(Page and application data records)
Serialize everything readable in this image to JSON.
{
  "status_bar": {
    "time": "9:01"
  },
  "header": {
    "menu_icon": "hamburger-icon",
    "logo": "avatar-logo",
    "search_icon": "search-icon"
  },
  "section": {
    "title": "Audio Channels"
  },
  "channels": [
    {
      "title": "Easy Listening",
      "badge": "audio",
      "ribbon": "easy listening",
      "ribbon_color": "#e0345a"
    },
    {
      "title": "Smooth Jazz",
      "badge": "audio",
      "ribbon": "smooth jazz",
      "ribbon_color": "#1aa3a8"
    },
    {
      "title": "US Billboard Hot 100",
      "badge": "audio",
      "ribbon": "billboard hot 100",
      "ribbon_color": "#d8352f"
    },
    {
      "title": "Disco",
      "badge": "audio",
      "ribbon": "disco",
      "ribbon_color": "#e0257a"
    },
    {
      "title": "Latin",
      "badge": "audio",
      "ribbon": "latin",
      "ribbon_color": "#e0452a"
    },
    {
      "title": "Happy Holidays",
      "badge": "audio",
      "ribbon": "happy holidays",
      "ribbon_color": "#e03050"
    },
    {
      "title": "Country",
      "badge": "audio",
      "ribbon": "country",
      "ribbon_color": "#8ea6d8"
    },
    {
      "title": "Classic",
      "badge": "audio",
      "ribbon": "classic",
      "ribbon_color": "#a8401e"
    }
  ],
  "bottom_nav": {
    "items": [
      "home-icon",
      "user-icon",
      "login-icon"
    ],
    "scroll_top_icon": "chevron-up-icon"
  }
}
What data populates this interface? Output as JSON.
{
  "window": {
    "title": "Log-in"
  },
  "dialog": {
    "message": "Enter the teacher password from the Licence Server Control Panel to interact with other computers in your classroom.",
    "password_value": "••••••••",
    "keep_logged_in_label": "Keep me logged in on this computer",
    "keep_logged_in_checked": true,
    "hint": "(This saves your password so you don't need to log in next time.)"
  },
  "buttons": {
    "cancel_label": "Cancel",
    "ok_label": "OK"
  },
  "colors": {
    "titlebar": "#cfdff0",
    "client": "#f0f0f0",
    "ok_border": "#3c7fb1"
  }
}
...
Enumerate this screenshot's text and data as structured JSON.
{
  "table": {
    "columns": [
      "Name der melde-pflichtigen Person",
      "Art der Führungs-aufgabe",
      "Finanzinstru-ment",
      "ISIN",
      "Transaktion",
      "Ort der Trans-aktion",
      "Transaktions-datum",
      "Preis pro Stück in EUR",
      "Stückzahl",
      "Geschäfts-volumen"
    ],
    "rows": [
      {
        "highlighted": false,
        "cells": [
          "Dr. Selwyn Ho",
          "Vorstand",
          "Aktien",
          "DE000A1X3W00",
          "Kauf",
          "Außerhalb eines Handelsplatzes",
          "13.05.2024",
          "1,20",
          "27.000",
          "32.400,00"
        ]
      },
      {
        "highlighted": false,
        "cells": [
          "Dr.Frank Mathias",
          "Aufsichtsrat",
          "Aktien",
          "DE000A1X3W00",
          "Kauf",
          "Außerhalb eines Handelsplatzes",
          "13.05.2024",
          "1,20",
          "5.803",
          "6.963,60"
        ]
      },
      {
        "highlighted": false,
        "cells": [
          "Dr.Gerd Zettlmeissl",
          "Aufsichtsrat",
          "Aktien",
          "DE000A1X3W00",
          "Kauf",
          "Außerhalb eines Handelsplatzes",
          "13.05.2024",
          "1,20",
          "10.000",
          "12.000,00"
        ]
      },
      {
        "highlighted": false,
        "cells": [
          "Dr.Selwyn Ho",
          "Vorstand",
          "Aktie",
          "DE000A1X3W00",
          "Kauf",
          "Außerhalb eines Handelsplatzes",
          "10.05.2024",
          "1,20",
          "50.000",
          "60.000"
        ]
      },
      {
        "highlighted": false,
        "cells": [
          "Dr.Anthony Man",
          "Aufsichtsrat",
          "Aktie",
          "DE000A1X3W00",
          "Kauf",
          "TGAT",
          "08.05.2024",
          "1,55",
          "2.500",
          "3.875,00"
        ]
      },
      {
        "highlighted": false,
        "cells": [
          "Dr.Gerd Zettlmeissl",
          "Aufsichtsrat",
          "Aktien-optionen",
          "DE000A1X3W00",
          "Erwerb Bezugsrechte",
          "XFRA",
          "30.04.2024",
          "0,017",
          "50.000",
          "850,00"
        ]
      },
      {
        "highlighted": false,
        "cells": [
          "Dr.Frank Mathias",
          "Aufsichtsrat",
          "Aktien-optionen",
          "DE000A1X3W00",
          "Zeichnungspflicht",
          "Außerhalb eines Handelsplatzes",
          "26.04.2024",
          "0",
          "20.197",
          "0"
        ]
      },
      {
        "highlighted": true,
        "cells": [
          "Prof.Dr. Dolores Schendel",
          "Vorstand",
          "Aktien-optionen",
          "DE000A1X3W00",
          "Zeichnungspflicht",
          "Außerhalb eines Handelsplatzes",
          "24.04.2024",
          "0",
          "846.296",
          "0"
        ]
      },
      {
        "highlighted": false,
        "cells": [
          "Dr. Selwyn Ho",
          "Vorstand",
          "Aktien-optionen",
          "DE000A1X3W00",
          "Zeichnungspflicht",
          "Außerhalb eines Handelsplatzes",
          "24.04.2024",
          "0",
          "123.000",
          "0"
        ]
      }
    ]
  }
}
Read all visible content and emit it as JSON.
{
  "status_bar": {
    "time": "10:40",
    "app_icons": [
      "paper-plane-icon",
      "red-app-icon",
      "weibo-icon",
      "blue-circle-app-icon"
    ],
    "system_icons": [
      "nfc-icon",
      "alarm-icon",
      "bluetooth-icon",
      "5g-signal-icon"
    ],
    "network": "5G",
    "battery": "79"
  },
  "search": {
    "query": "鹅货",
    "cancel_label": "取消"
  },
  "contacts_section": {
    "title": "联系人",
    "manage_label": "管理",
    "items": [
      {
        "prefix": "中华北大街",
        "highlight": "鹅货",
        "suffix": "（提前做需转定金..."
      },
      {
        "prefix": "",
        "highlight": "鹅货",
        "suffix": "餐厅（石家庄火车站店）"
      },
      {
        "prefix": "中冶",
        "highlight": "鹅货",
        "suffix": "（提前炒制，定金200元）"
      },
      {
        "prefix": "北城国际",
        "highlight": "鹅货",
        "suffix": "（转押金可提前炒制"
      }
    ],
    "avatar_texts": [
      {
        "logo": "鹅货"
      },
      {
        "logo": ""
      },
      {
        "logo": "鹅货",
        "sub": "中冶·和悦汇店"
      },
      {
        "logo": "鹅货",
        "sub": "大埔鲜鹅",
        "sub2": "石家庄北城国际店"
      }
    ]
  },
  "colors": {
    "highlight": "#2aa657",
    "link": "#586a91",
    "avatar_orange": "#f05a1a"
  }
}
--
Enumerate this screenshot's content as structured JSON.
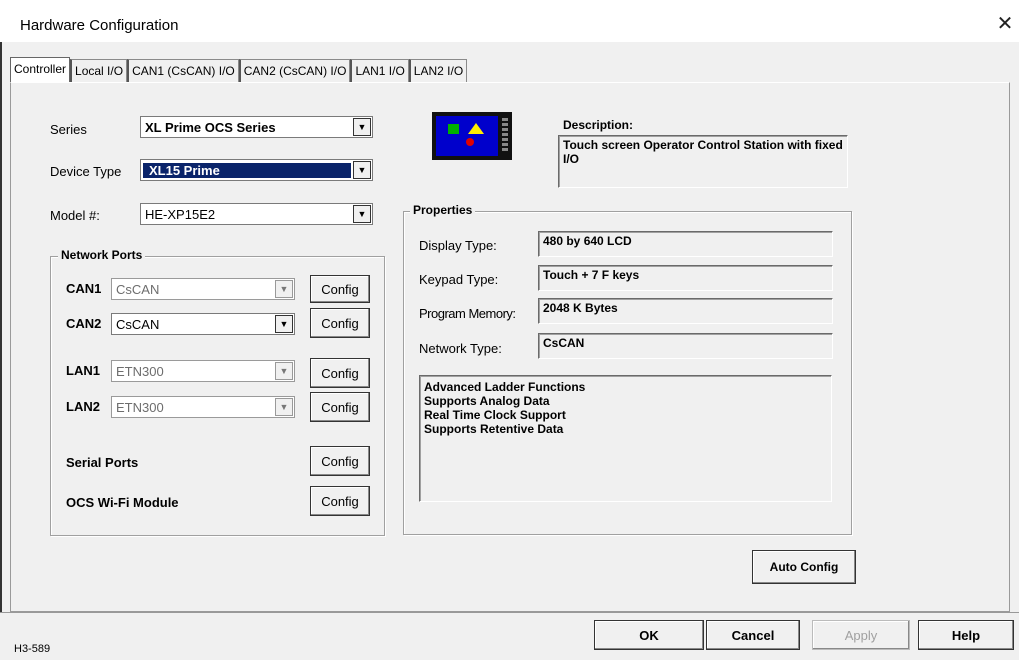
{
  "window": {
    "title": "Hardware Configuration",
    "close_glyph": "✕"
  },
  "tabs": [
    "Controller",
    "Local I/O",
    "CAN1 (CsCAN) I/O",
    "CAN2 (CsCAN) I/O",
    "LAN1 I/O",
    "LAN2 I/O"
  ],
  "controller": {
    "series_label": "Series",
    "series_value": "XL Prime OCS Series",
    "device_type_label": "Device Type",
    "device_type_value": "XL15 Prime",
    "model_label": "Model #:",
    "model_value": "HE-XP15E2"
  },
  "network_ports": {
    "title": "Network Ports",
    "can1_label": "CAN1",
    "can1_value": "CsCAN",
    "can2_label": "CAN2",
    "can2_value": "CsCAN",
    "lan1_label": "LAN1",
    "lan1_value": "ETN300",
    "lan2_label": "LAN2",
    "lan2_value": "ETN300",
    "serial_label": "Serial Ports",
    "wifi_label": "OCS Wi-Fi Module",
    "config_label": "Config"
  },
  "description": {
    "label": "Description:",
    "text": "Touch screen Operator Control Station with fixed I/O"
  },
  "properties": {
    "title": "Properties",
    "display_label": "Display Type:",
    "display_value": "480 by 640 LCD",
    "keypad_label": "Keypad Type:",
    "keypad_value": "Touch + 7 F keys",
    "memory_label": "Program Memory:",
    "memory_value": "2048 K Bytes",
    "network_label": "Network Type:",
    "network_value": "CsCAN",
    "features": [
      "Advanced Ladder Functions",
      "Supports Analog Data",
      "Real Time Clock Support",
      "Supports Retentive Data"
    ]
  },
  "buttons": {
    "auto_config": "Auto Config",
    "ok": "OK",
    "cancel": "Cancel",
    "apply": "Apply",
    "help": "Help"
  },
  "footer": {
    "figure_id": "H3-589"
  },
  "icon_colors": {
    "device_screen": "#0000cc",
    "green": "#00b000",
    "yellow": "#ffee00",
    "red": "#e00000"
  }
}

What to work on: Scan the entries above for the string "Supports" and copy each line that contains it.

Response to this exercise:
      "Supports Analog Data",
      "Supports Retentive Data"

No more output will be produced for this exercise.